14th April to 22nd May 2021
Joey Holder’s first solo exhibition at the gallery depicts a slow, aquatic journey to a fictional brine lake at the bottom of an unnamed ocean. Protagonists float in and out of the story, semi fictionalised versions of invertebrates, hybridised and constantly shifting. These arrivants are situated in two scenes in the two rooms of the gallery. The first contains a photographic installation set in a rocky, arid landscape composed of architectural drawings of panopticons, subtle diagrams of DNA, human evolutionary charts – the landscape itself is formed of these diagrams and symbols of surveillance and categorisation, human interpretation of organic processes.
The second room holds a video installation that transports the viewer to the sea floor. The oceanic abyss envelops the viewer via a semi circular screen across which a digitally rendered environment is projected. This work initially might seem to recall Jules Verne’s series of novels set under the sea, which transposed themes from Homer’s Odyssey to the crucible of 19th Century colonial expansion. While the colonial project of exploration employed naming and categorisation to enable ownership, the beings in Holder’s world attempt to evade identification, classification and subsequent commodification.
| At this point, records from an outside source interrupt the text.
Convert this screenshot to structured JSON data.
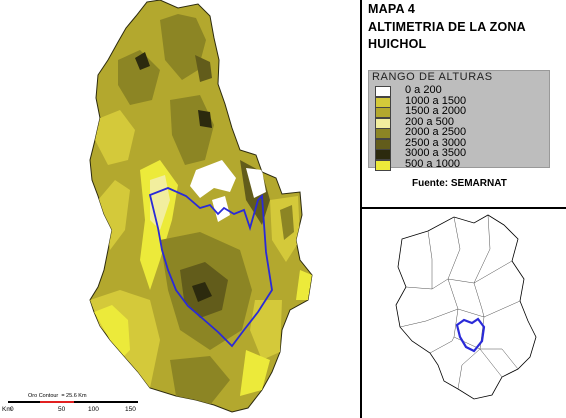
{
  "title": {
    "line1": "MAPA 4",
    "line2": "ALTIMETRIA DE LA ZONA",
    "line3": "HUICHOL"
  },
  "legend": {
    "title": "RANGO DE ALTURAS",
    "items": [
      {
        "label": "0 a 200",
        "color": "#ffffff"
      },
      {
        "label": "1000 a 1500",
        "color": "#d4c93a"
      },
      {
        "label": "1500 a 2000",
        "color": "#b3a82e"
      },
      {
        "label": "200 a 500",
        "color": "#f2ee9e"
      },
      {
        "label": "2000 a 2500",
        "color": "#8c8524"
      },
      {
        "label": "2500 a 3000",
        "color": "#625c1b"
      },
      {
        "label": "3000 a 3500",
        "color": "#2c2a0e"
      },
      {
        "label": "500 a 1000",
        "color": "#ecea3a"
      }
    ]
  },
  "source": "Fuente: SEMARNAT",
  "scale": {
    "title": "Oro Contour  = 25.6 Km",
    "unit": "Km",
    "ticks": [
      "0",
      "50",
      "100",
      "150"
    ]
  },
  "colors": {
    "zone_outline": "#2a2ad8",
    "land_light": "#ecea3a",
    "land_dark": "#2c2a0e"
  }
}
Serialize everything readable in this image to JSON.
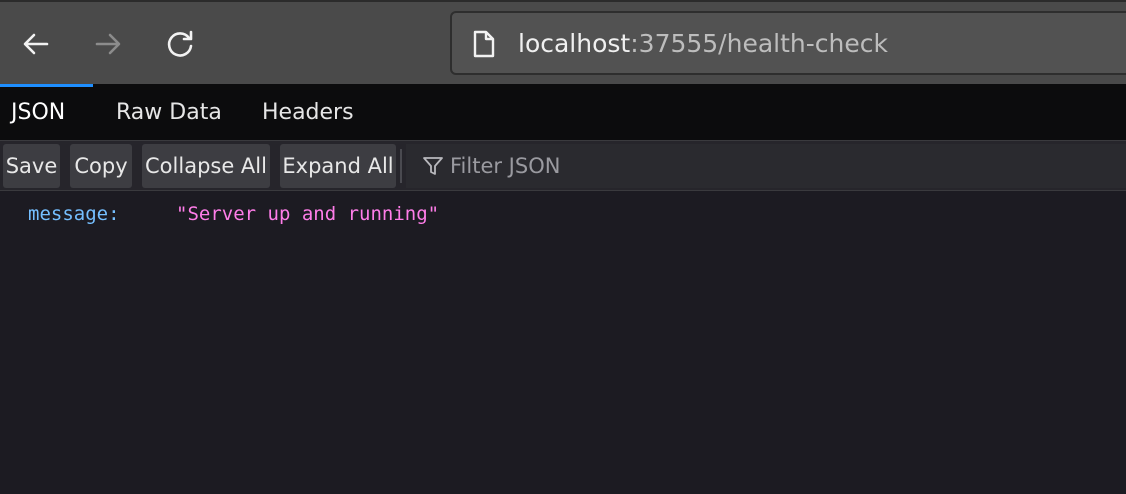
{
  "browser": {
    "url_host": "localhost",
    "url_rest": ":37555/health-check",
    "icons": {
      "back": "arrow-left-icon",
      "forward": "arrow-right-icon",
      "reload": "reload-icon",
      "page": "page-icon"
    }
  },
  "viewer": {
    "tabs": [
      {
        "label": "JSON",
        "active": true
      },
      {
        "label": "Raw Data",
        "active": false
      },
      {
        "label": "Headers",
        "active": false
      }
    ],
    "toolbar": {
      "save_label": "Save",
      "copy_label": "Copy",
      "collapse_label": "Collapse All",
      "expand_label": "Expand All",
      "filter_placeholder": "Filter JSON",
      "filter_value": ""
    },
    "rows": [
      {
        "key": "message:",
        "value": "\"Server up and running\""
      }
    ],
    "colors": {
      "accent": "#1f8fff",
      "key": "#75bfff",
      "string": "#ff7de9"
    }
  }
}
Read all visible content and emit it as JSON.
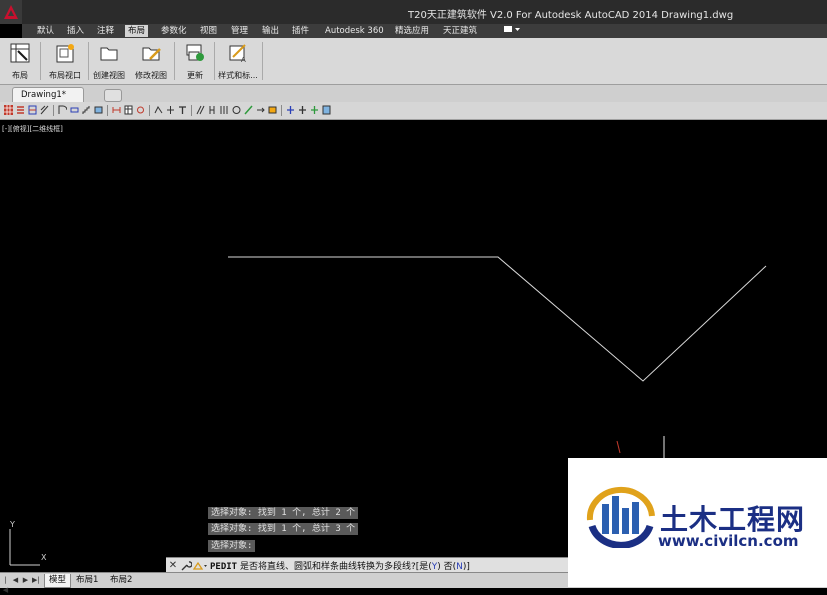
{
  "window": {
    "title": "T20天正建筑软件 V2.0 For Autodesk AutoCAD 2014    Drawing1.dwg"
  },
  "menu": {
    "items": [
      "默认",
      "插入",
      "注释",
      "布局",
      "参数化",
      "视图",
      "管理",
      "输出",
      "插件",
      "Autodesk 360",
      "精选应用",
      "天正建筑"
    ],
    "active": "布局"
  },
  "ribbon": {
    "buttons": [
      {
        "label": "布局",
        "icon": "layout-icon"
      },
      {
        "label": "布局视口",
        "icon": "layout-viewport-icon"
      },
      {
        "label": "创建视图",
        "icon": "create-view-icon"
      },
      {
        "label": "修改视图",
        "icon": "modify-view-icon"
      },
      {
        "label": "更新",
        "icon": "update-icon"
      },
      {
        "label": "样式和标...",
        "icon": "styles-icon"
      }
    ]
  },
  "document": {
    "tab_label": "Drawing1*"
  },
  "viewport": {
    "label": "[-][俯视][二维线框]"
  },
  "command": {
    "history": [
      "选择对象: 找到 1 个, 总计 2 个",
      "选择对象: 找到 1 个, 总计 3 个",
      "选择对象:"
    ],
    "prompt_keyword": "PEDIT",
    "prompt_text": "是否将直线、圆弧和样条曲线转换为多段线?",
    "option_bracket_open": "[",
    "option_yes_label": "是(",
    "option_yes_key": "Y",
    "option_yes_close": ")",
    "option_no_label": " 否(",
    "option_no_key": "N",
    "option_no_close": ")",
    "option_bracket_close": "]"
  },
  "ucs": {
    "x_label": "X",
    "y_label": "Y"
  },
  "layout_tabs": [
    "模型",
    "布局1",
    "布局2"
  ],
  "layout_active": "模型",
  "watermark": {
    "title": "土木工程网",
    "url": "www.civilcn.com"
  },
  "colors": {
    "canvas_bg": "#000000",
    "line": "#d9d9d9",
    "ribbon_bg": "#d9d9d9",
    "brand_blue": "#1b2f84",
    "option_blue": "#2a3fb6"
  }
}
Holder’s brine lake represents a place beyond mapping, the deep sea as a metaphor for the limit of human knowledge, a place beyond categorisation, beyond monetary value, beyond the colonial project of taxonomy.
This exhibition represents an optimistic speculation of an acceleration to a dark future, an alternative metaphor for escaping surveillance and the cast of the net. This show is about a more positive future, an escape to a dark, safe place beyond data.
A publication accompanies this exhibition with a commissioned text by Theo Reeves-Evison. It will be available in printed form and as a PDF.
Abyssal Seeker is a project by Joey Holder
Creatures and film scenography by Yuma Burgess
Sound Design by 33EMYBW
Graphics by Raphaël de La Morinerie
Essay by Theo Reeves-Evison
Catalogue design by Hanzer Liccini